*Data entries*
--------
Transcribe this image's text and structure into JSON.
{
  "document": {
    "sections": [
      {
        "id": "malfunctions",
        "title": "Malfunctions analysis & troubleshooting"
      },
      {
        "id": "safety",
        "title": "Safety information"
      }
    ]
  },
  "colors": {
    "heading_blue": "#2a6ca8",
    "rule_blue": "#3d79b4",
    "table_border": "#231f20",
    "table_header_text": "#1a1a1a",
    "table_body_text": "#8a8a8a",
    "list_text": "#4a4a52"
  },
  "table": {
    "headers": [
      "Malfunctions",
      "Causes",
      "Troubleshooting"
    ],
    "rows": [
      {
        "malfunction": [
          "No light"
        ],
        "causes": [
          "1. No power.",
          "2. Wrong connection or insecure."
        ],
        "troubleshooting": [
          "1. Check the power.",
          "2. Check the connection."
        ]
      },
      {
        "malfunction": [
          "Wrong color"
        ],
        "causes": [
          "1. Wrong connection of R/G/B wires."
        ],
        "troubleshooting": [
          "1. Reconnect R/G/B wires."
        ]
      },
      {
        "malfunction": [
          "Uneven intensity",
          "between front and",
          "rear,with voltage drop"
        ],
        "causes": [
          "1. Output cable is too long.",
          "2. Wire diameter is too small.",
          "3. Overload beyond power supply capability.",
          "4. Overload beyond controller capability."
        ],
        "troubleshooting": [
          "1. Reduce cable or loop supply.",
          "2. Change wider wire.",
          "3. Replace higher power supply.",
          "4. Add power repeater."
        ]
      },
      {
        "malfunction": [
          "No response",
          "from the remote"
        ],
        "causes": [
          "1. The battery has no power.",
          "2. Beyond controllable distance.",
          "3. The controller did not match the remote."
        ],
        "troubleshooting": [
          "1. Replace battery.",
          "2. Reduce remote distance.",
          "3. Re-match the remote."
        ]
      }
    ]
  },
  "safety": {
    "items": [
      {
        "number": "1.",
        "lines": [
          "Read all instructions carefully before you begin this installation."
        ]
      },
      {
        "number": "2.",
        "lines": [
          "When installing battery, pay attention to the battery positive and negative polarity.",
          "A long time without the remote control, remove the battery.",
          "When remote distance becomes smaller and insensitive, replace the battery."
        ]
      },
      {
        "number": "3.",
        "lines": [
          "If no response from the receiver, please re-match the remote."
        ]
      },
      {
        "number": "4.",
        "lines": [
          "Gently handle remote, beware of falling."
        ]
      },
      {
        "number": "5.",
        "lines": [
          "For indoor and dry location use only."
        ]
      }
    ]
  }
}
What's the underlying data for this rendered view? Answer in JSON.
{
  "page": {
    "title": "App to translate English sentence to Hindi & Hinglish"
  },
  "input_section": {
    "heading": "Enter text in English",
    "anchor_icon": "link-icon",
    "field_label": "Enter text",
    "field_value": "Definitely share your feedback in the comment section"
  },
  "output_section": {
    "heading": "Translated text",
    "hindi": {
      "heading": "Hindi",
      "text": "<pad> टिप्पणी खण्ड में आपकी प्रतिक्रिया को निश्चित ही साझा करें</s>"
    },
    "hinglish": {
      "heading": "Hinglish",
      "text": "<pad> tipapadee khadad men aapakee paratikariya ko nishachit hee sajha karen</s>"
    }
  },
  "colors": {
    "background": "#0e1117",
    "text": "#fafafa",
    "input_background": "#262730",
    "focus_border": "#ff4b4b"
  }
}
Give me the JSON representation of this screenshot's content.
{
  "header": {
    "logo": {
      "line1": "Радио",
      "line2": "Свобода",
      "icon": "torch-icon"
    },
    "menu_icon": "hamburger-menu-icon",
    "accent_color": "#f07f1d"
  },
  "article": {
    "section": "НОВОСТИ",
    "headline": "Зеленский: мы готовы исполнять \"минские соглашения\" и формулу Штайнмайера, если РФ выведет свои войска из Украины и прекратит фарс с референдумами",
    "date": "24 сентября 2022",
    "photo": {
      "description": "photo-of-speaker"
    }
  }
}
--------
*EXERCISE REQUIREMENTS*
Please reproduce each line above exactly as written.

*RESPONSE*
Transcribe this image's text and structure into JSON.
{
  "document": {
    "sections": [
      {
        "id": "malfunctions",
        "title": "Malfunctions analysis & troubleshooting"
      },
      {
        "id": "safety",
        "title": "Safety information"
      }
    ]
  },
  "colors": {
    "heading_blue": "#2a6ca8",
    "rule_blue": "#3d79b4",
    "table_border": "#231f20",
    "table_header_text": "#1a1a1a",
    "table_body_text": "#8a8a8a",
    "list_text": "#4a4a52"
  },
  "table": {
    "headers": [
      "Malfunctions",
      "Causes",
      "Troubleshooting"
    ],
    "rows": [
      {
        "malfunction": [
          "No light"
        ],
        "causes": [
          "1. No power.",
          "2. Wrong connection or insecure."
        ],
        "troubleshooting": [
          "1. Check the power.",
          "2. Check the connection."
        ]
      },
      {
        "malfunction": [
          "Wrong color"
        ],
        "causes": [
          "1. Wrong connection of R/G/B wires."
        ],
        "troubleshooting": [
          "1. Reconnect R/G/B wires."
        ]
      },
      {
        "malfunction": [
          "Uneven intensity",
          "between front and",
          "rear,with voltage drop"
        ],
        "causes": [
          "1. Output cable is too long.",
          "2. Wire diameter is too small.",
          "3. Overload beyond power supply capability.",
          "4. Overload beyond controller capability."
        ],
        "troubleshooting": [
          "1. Reduce cable or loop supply.",
          "2. Change wider wire.",
          "3. Replace higher power supply.",
          "4. Add power repeater."
        ]
      },
      {
        "malfunction": [
          "No response",
          "from the remote"
        ],
        "causes": [
          "1. The battery has no power.",
          "2. Beyond controllable distance.",
          "3. The controller did not match the remote."
        ],
        "troubleshooting": [
          "1. Replace battery.",
          "2. Reduce remote distance.",
          "3. Re-match the remote."
        ]
      }
    ]
  },
  "safety": {
    "items": [
      {
        "number": "1.",
        "lines": [
          "Read all instructions carefully before you begin this installation."
        ]
      },
      {
        "number": "2.",
        "lines": [
          "When installing battery, pay attention to the battery positive and negative polarity.",
          "A long time without the remote control, remove the battery.",
          "When remote distance becomes smaller and insensitive, replace the battery."
        ]
      },
      {
        "number": "3.",
        "lines": [
          "If no response from the receiver, please re-match the remote."
        ]
      },
      {
        "number": "4.",
        "lines": [
          "Gently handle remote, beware of falling."
        ]
      },
      {
        "number": "5.",
        "lines": [
          "For indoor and dry location use only."
        ]
      }
    ]
  }
}
What's the underlying data for this rendered view? Answer in JSON.
{
  "page": {
    "title": "App to translate English sentence to Hindi & Hinglish"
  },
  "input_section": {
    "heading": "Enter text in English",
    "anchor_icon": "link-icon",
    "field_label": "Enter text",
    "field_value": "Definitely share your feedback in the comment section"
  },
  "output_section": {
    "heading": "Translated text",
    "hindi": {
      "heading": "Hindi",
      "text": "<pad> टिप्पणी खण्ड में आपकी प्रतिक्रिया को निश्चित ही साझा करें</s>"
    },
    "hinglish": {
      "heading": "Hinglish",
      "text": "<pad> tipapadee khadad men aapakee paratikariya ko nishachit hee sajha karen</s>"
    }
  },
  "colors": {
    "background": "#0e1117",
    "text": "#fafafa",
    "input_background": "#262730",
    "focus_border": "#ff4b4b"
  }
}
Give me the JSON representation of this screenshot's content.
{
  "header": {
    "logo": {
      "line1": "Радио",
      "line2": "Свобода",
      "icon": "torch-icon"
    },
    "menu_icon": "hamburger-menu-icon",
    "accent_color": "#f07f1d"
  },
  "article": {
    "section": "НОВОСТИ",
    "headline": "Зеленский: мы готовы исполнять \"минские соглашения\" и формулу Штайнмайера, если РФ выведет свои войска из Украины и прекратит фарс с референдумами",
    "date": "24 сентября 2022",
    "photo": {
      "description": "photo-of-speaker"
    }
  }
}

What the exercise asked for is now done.